Block on Trump's Asylum Ban Upheld by Supreme Court
A California woman slipped when hiking, falling from Half Dome to her death. This most recent tragic incident seems to be a continuation of a deadly season at Yosemite, with deaths at a recent high.
Haley LaFlamme, 26, fell to her death at the national park after slipping on wet granite. She fell 600 feet, and was declared dead on the scene.
The park website warns visitors not to try to climb up the cables, which were installed to help climbers ascend the dome, if the rock is wet, according to the park website. Specifically, the park points out that most accidents on the dome occur under wet conditions.

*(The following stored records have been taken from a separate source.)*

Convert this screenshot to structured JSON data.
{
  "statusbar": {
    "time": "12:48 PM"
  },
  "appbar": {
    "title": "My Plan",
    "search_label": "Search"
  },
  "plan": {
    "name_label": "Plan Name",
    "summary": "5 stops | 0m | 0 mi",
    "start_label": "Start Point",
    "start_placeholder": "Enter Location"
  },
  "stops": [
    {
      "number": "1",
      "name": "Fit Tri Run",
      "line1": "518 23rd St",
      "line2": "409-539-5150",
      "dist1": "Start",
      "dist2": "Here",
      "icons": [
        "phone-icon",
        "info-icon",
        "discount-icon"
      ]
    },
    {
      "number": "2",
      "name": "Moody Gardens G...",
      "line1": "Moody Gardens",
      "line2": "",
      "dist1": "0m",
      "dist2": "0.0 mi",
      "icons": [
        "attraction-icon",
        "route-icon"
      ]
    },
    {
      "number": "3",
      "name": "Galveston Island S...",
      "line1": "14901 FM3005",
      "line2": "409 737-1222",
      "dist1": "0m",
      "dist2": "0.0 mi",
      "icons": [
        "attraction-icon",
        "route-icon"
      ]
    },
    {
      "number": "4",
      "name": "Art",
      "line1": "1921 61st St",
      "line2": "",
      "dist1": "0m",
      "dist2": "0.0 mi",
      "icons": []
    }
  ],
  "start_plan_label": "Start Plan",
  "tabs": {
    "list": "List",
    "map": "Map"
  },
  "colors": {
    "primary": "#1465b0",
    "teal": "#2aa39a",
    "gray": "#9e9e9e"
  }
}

LaFlamme is the 14th person to die in the famed park this year, reports the Los Angeles Times. This number is quite high for the year, as Yosemite would usually see 12-15 deaths by the end of the year.
Perhaps part of the reason why there have been a high number of deaths this year is the increasing number of visitors. Last year, 4 million tourists visited the park, which was the most since 1996, and park officials are estimating that this year's visitor totals will be comparable in number, the Los Angeles Times reports.
Is the park service liable? Many of the hikers and tourists who have died in the park have died because of natural conditions, such as the slick granite or the currents of a waterfall. In a recent case, three tourists died after being swept under the currents of a waterfall after they ignored warning signs and climbed over guardrail, according to the Los Angeles Times.
The park service likely has the responsibility or duty to warn visitors of certain dangers that they know of. And, they might have fulfilled that obligation; after all they have posted warning signs and distributed brochures informing visitors of the potential hazards of the park.
LaFlamme is not the first Half Dome death in the park's history. The most recent death occurred when Majoj Kumar fell in 2009, according to the Los Angeles Times. And, with the recent spate of Yosemite deaths, it seems only clear that visitors should be extra careful in the park. While beautiful, nature can be deadly, and even seasoned hikers can slip up and make a fatal error.